WORK ORDER: From the listing that follows, output everything exactly except the pictures.

GIVEN ENTRIES:
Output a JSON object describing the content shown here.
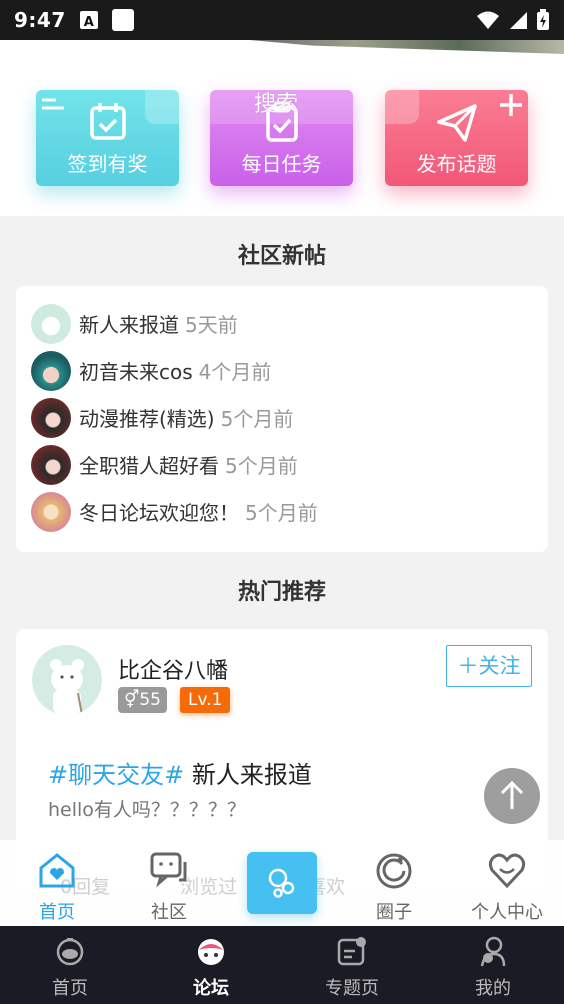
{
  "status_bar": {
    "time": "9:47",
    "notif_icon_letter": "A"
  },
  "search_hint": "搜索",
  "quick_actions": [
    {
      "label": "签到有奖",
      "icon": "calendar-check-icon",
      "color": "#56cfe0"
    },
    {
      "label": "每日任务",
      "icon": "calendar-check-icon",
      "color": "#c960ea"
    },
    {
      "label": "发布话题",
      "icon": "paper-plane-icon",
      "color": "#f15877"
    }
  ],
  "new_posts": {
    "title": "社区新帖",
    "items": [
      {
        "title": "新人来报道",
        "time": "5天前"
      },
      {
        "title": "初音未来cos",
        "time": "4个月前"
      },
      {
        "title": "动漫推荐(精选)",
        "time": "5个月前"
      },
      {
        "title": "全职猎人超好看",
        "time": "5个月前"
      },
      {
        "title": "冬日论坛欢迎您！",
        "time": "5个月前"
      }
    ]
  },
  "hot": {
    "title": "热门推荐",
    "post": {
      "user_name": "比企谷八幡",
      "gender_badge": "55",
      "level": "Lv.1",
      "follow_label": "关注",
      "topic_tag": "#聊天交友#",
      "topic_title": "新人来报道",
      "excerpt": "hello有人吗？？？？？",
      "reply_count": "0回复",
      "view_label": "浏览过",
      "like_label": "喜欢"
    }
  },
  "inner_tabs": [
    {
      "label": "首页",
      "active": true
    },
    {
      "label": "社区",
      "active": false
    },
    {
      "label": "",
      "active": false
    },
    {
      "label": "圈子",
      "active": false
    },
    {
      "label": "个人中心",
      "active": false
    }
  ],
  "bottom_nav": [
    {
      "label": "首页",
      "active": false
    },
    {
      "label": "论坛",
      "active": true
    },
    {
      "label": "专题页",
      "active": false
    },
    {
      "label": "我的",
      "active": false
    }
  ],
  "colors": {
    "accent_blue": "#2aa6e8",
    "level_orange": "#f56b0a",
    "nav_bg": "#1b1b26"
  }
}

ANSWER FOR THIS EXERCISE:
Output a JSON object describing the content shown here.
{
  "status_bar": {
    "time": "9:47",
    "notif_icon_letter": "A"
  },
  "search_hint": "搜索",
  "quick_actions": [
    {
      "label": "签到有奖",
      "icon": "calendar-check-icon",
      "color": "#56cfe0"
    },
    {
      "label": "每日任务",
      "icon": "calendar-check-icon",
      "color": "#c960ea"
    },
    {
      "label": "发布话题",
      "icon": "paper-plane-icon",
      "color": "#f15877"
    }
  ],
  "new_posts": {
    "title": "社区新帖",
    "items": [
      {
        "title": "新人来报道",
        "time": "5天前"
      },
      {
        "title": "初音未来cos",
        "time": "4个月前"
      },
      {
        "title": "动漫推荐(精选)",
        "time": "5个月前"
      },
      {
        "title": "全职猎人超好看",
        "time": "5个月前"
      },
      {
        "title": "冬日论坛欢迎您！",
        "time": "5个月前"
      }
    ]
  },
  "hot": {
    "title": "热门推荐",
    "post": {
      "user_name": "比企谷八幡",
      "gender_badge": "55",
      "level": "Lv.1",
      "follow_label": "关注",
      "topic_tag": "#聊天交友#",
      "topic_title": "新人来报道",
      "excerpt": "hello有人吗？？？？？",
      "reply_count": "0回复",
      "view_label": "浏览过",
      "like_label": "喜欢"
    }
  },
  "inner_tabs": [
    {
      "label": "首页",
      "active": true
    },
    {
      "label": "社区",
      "active": false
    },
    {
      "label": "",
      "active": false
    },
    {
      "label": "圈子",
      "active": false
    },
    {
      "label": "个人中心",
      "active": false
    }
  ],
  "bottom_nav": [
    {
      "label": "首页",
      "active": false
    },
    {
      "label": "论坛",
      "active": true
    },
    {
      "label": "专题页",
      "active": false
    },
    {
      "label": "我的",
      "active": false
    }
  ],
  "colors": {
    "accent_blue": "#2aa6e8",
    "level_orange": "#f56b0a",
    "nav_bg": "#1b1b26"
  }
}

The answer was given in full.